** TASK INPUT follows **

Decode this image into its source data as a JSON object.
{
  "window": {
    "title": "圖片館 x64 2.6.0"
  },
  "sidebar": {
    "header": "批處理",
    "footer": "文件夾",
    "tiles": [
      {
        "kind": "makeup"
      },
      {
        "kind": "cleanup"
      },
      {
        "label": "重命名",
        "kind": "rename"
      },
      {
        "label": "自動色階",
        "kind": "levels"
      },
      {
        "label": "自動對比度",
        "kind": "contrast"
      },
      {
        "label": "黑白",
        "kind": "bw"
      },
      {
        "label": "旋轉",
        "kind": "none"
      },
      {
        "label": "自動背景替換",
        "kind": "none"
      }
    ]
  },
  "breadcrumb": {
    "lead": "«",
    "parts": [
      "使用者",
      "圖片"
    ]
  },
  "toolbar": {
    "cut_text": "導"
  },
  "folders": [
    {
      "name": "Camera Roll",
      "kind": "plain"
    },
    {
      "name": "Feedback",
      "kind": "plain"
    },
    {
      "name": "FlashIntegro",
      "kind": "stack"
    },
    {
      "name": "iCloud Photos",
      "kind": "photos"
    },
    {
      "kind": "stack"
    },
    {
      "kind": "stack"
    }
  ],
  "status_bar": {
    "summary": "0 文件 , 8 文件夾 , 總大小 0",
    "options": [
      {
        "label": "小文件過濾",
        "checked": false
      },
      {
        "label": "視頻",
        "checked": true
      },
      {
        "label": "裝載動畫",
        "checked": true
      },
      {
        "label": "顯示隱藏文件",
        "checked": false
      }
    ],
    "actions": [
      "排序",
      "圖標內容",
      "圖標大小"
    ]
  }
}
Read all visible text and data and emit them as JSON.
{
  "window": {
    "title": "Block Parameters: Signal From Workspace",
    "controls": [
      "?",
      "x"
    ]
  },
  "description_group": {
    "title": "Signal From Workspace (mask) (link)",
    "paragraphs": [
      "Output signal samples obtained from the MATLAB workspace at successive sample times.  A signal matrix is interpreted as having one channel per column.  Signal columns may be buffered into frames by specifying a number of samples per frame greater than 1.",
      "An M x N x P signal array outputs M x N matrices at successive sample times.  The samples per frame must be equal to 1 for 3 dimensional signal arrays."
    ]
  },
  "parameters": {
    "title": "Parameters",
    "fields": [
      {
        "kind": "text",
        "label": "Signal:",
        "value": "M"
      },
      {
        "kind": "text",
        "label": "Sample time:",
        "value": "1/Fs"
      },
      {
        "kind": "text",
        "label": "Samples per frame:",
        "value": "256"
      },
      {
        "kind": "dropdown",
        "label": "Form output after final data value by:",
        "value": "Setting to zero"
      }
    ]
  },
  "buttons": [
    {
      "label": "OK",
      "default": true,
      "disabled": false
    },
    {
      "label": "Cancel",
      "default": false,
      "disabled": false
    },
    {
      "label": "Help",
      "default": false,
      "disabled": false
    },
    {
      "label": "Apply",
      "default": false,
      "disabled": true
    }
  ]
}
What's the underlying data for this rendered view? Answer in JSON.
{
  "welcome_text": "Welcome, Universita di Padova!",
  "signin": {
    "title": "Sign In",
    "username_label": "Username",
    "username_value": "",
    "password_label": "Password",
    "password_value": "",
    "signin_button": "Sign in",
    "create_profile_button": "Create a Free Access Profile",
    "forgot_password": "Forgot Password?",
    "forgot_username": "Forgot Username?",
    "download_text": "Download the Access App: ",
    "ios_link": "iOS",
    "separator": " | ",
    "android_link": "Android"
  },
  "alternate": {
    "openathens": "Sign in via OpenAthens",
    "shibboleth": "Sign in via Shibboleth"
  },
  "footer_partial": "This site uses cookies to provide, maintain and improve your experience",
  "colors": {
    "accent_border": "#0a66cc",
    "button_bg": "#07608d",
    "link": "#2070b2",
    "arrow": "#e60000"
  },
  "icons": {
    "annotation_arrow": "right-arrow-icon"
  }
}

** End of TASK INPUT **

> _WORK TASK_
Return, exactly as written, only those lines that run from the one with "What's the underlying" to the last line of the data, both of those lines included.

> _THE ANSWER_
What's the underlying data for this rendered view? Answer in JSON.
{
  "welcome_text": "Welcome, Universita di Padova!",
  "signin": {
    "title": "Sign In",
    "username_label": "Username",
    "username_value": "",
    "password_label": "Password",
    "password_value": "",
    "signin_button": "Sign in",
    "create_profile_button": "Create a Free Access Profile",
    "forgot_password": "Forgot Password?",
    "forgot_username": "Forgot Username?",
    "download_text": "Download the Access App: ",
    "ios_link": "iOS",
    "separator": " | ",
    "android_link": "Android"
  },
  "alternate": {
    "openathens": "Sign in via OpenAthens",
    "shibboleth": "Sign in via Shibboleth"
  },
  "footer_partial": "This site uses cookies to provide, maintain and improve your experience",
  "colors": {
    "accent_border": "#0a66cc",
    "button_bg": "#07608d",
    "link": "#2070b2",
    "arrow": "#e60000"
  },
  "icons": {
    "annotation_arrow": "right-arrow-icon"
  }
}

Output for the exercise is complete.